The county’s public works building includes a 105-kilowatt solar-power array but could benefit from upgrades to its lighting system, Hendrix said.
Among the largest energy consumers in the area is the snowmelt system at the pedestrian underpass connecting the airport to the Aspen Airport Business Center (AABC) under Highway 82.
Each site is being studied for how it can update its systems to save more energy.
“The work so far has identified significant energy conservation potential at the existing sites studied,” Holy Cross CEO Bryan Hannegan wrote in an email.
The second phase of the feasibility study will investigate what technology would be needed and where among the sites is best suited for the component parts. Developing more solar capacity and deciding on the location of shipping-container-sized lithium ion batteries to bank the energy will be key.
The heat-transfer concept is rare in North America but more common in Europe. The idea is to capture the excess heat generated by buses warming inside RFTA’s bus barn and in the boiler rooms at the facilities. This would require new infrastructure, such as underground piping connecting the facilities, and Highway 82 could be an impediment to that system, officials acknowledge.
While existing infrastructure will help support electricity sharing among the sites, the partners will lean on Holy Cross to explore the engineering details in Phase 2 of the feasibility study, Hendrix said.
County officials hope to wrap up the feasibility study in June. It’s unclear when funds would be available for an implementation grant, but the parties want to be ready.

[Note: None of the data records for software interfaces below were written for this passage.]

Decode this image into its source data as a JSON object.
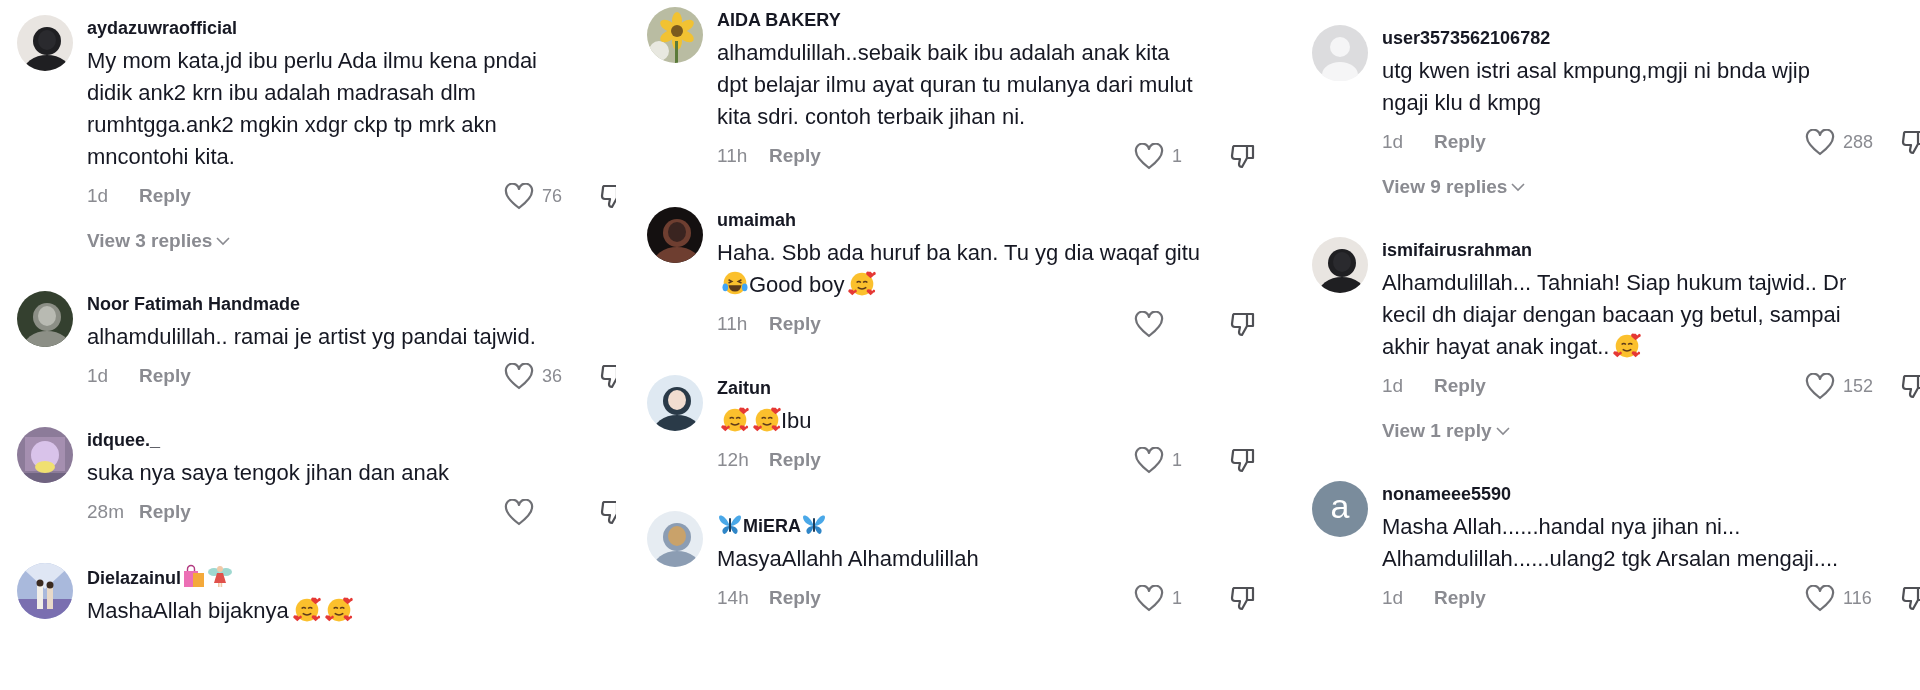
{
  "panels": [
    {
      "comments": [
        {
          "avatar": {
            "kind": "picture"
          },
          "name": [
            {
              "kind": "text",
              "text": "aydazuwraofficial"
            }
          ],
          "body": [
            {
              "kind": "text",
              "text": "My mom kata,jd ibu perlu Ada ilmu kena pndai\ndidik ank2 krn ibu adalah madrasah dlm\nrumhtgga.ank2 mgkin xdgr ckp tp mrk akn\nmncontohi kita."
            }
          ],
          "time": "1d",
          "reply": "Reply",
          "likes": "76",
          "view_replies": "View 3 replies"
        },
        {
          "avatar": {
            "kind": "picture"
          },
          "name": [
            {
              "kind": "text",
              "text": "Noor Fatimah Handmade"
            }
          ],
          "body": [
            {
              "kind": "text",
              "text": "alhamdulillah.. ramai je artist yg pandai tajwid."
            }
          ],
          "time": "1d",
          "reply": "Reply",
          "likes": "36"
        },
        {
          "avatar": {
            "kind": "picture"
          },
          "name": [
            {
              "kind": "text",
              "text": "idquee._"
            }
          ],
          "body": [
            {
              "kind": "text",
              "text": "suka nya saya tengok jihan dan anak"
            }
          ],
          "time": "28m",
          "reply": "Reply"
        },
        {
          "avatar": {
            "kind": "picture"
          },
          "name": [
            {
              "kind": "text",
              "text": "Dielazainul"
            },
            {
              "kind": "shopping-bag"
            },
            {
              "kind": "fairy"
            }
          ],
          "body": [
            {
              "kind": "text",
              "text": "MashaAllah bijaknya"
            },
            {
              "kind": "hearts-face"
            },
            {
              "kind": "hearts-face"
            }
          ]
        }
      ]
    },
    {
      "comments": [
        {
          "avatar": {
            "kind": "picture"
          },
          "name": [
            {
              "kind": "text",
              "text": "AIDA BAKERY"
            }
          ],
          "body": [
            {
              "kind": "text",
              "text": "alhamdulillah..sebaik baik ibu adalah anak kita\ndpt belajar ilmu ayat quran tu mulanya dari mulut\nkita sdri. contoh terbaik jihan ni."
            }
          ],
          "time": "11h",
          "reply": "Reply",
          "likes": "1"
        },
        {
          "avatar": {
            "kind": "picture"
          },
          "name": [
            {
              "kind": "text",
              "text": "umaimah"
            }
          ],
          "body": [
            {
              "kind": "text",
              "text": "Haha. Sbb ada huruf ba kan. Tu yg dia waqaf gitu"
            },
            {
              "kind": "break"
            },
            {
              "kind": "laughing-face"
            },
            {
              "kind": "text",
              "text": "Good boy"
            },
            {
              "kind": "hearts-face"
            }
          ],
          "time": "11h",
          "reply": "Reply"
        },
        {
          "avatar": {
            "kind": "picture"
          },
          "name": [
            {
              "kind": "text",
              "text": "Zaitun"
            }
          ],
          "body": [
            {
              "kind": "hearts-face"
            },
            {
              "kind": "hearts-face"
            },
            {
              "kind": "text",
              "text": "Ibu"
            }
          ],
          "time": "12h",
          "reply": "Reply",
          "likes": "1"
        },
        {
          "avatar": {
            "kind": "picture"
          },
          "name": [
            {
              "kind": "butterfly"
            },
            {
              "kind": "text",
              "text": "MiERA"
            },
            {
              "kind": "butterfly"
            }
          ],
          "body": [
            {
              "kind": "text",
              "text": "MasyaAllahh Alhamdulillah"
            }
          ],
          "time": "14h",
          "reply": "Reply",
          "likes": "1"
        }
      ]
    },
    {
      "comments": [
        {
          "avatar": {
            "kind": "default"
          },
          "name": [
            {
              "kind": "text",
              "text": "user3573562106782"
            }
          ],
          "body": [
            {
              "kind": "text",
              "text": "utg kwen istri asal kmpung,mgji ni bnda wjip\nngaji klu d kmpg"
            }
          ],
          "time": "1d",
          "reply": "Reply",
          "likes": "288",
          "view_replies": "View 9 replies"
        },
        {
          "avatar": {
            "kind": "picture"
          },
          "name": [
            {
              "kind": "text",
              "text": "ismifairusrahman"
            }
          ],
          "body": [
            {
              "kind": "text",
              "text": "Alhamdulillah... Tahniah! Siap hukum tajwid.. Dr\nkecil dh diajar dengan bacaan yg betul, sampai"
            },
            {
              "kind": "break"
            },
            {
              "kind": "text",
              "text": "akhir hayat anak ingat.."
            },
            {
              "kind": "hearts-face"
            }
          ],
          "time": "1d",
          "reply": "Reply",
          "likes": "152",
          "view_replies": "View 1 reply"
        },
        {
          "avatar": {
            "kind": "letter",
            "letter": "a"
          },
          "name": [
            {
              "kind": "text",
              "text": "nonameee5590"
            }
          ],
          "body": [
            {
              "kind": "text",
              "text": "Masha Allah......handal nya jihan ni...\nAlhamdulillah......ulang2 tgk Arsalan mengaji...."
            }
          ],
          "time": "1d",
          "reply": "Reply",
          "likes": "116"
        }
      ]
    }
  ]
}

RFTA assistant planner Jason White, who has been working on the feasibility study, said the agencies would be “well positioned” for a future implementation grant because they have already shown a “high level of integration” and DOLA appreciates seeing local entities working together.

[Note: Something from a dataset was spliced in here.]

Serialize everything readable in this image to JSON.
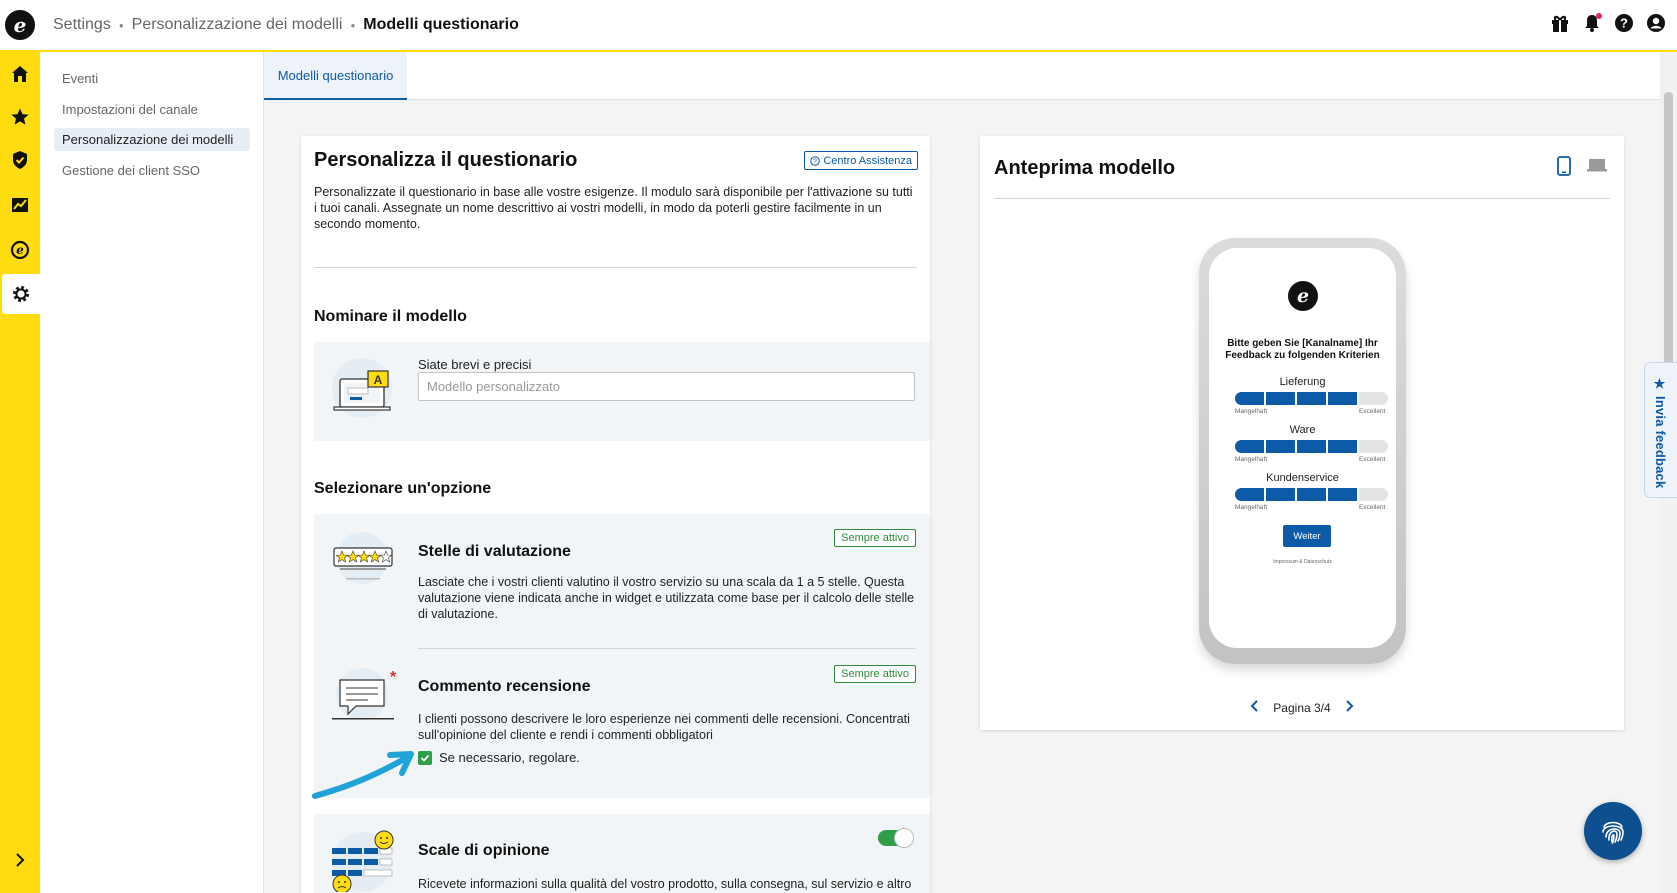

Even if a fully independent microgrid for the sites takes longer to come together, other benefits can be more immediate, White said. Gains can be made in real-time operational sustainability and learning how the buildings can work together to share and use energy more efficiently.
Scalability and replicability are among the grant criteria, Hendrix said. Part of the “joy of the microgrid,” he said, is that once the core is in place, it’s designed to be expanded. With a Colorado Mountain College campus, an Aspen Fire Protection District station and hundreds of residents between the AABC and North 40 neighborhoods nearby, the hope is that everyone could benefit. The partners also hope the project can help inform efforts to connect other facilities throughout the community to microgrids.
“How do we set up subsets so that we are not all reliant on a main trunk line?” said Cindy Houben, the county’s community development director, referring to how utilities are delivered.
It’s all part and parcel of a larger sustainability and resiliency push, which includes land-use code revisions that require new buildings in Pitkin County to be wired to accommodate on-site solar. In addition, any building with more than 10 kilowatts of solar now must have on-site storage. A significant number of these smaller-scale batteries have come online throughout the county, Hendrix said. Other recent regulatory changes have tightened the pace of growth allowed in the county and require new buildings to be more energy efficient.
“We are doing the on-the-ground, ready-set-go work for renewables, and Holy Cross is looking at how do we structure it from the energy-transport lines so that we can not only have the resiliency of backup, but also looking at the overall system,” Houben said.
There is no one lever to pull or silver bullet to address climate change and its impacts, Hendrix said, but the combined effort across multiple sectors can make a difference.
“Hopefully when we pull on all these levers together, we can create a substantial impact on our climate change and greenhouse-gas emissions,” he said.